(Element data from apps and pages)
*-*-*
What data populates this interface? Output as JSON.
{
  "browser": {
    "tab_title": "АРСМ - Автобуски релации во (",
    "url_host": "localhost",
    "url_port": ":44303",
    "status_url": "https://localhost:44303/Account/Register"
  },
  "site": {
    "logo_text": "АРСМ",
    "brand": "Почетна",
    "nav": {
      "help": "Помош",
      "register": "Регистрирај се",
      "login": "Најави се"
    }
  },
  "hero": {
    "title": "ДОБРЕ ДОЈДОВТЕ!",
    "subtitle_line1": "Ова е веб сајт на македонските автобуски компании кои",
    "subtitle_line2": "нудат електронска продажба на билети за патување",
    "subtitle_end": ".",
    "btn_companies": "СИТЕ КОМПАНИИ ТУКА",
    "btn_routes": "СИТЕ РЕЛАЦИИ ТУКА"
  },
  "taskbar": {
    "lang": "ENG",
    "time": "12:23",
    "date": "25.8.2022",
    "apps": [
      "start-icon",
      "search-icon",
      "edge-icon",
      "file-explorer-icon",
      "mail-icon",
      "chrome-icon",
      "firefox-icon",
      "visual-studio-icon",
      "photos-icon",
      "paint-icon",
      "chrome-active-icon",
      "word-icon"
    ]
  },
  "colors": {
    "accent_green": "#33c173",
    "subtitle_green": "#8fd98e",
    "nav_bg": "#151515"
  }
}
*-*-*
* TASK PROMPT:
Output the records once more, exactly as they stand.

* EXERCISE RESPONSE:
What data populates this interface? Output as JSON.
{
  "browser": {
    "tab_title": "АРСМ - Автобуски релации во (",
    "url_host": "localhost",
    "url_port": ":44303",
    "status_url": "https://localhost:44303/Account/Register"
  },
  "site": {
    "logo_text": "АРСМ",
    "brand": "Почетна",
    "nav": {
      "help": "Помош",
      "register": "Регистрирај се",
      "login": "Најави се"
    }
  },
  "hero": {
    "title": "ДОБРЕ ДОЈДОВТЕ!",
    "subtitle_line1": "Ова е веб сајт на македонските автобуски компании кои",
    "subtitle_line2": "нудат електронска продажба на билети за патување",
    "subtitle_end": ".",
    "btn_companies": "СИТЕ КОМПАНИИ ТУКА",
    "btn_routes": "СИТЕ РЕЛАЦИИ ТУКА"
  },
  "taskbar": {
    "lang": "ENG",
    "time": "12:23",
    "date": "25.8.2022",
    "apps": [
      "start-icon",
      "search-icon",
      "edge-icon",
      "file-explorer-icon",
      "mail-icon",
      "chrome-icon",
      "firefox-icon",
      "visual-studio-icon",
      "photos-icon",
      "paint-icon",
      "chrome-active-icon",
      "word-icon"
    ]
  },
  "colors": {
    "accent_green": "#33c173",
    "subtitle_green": "#8fd98e",
    "nav_bg": "#151515"
  }
}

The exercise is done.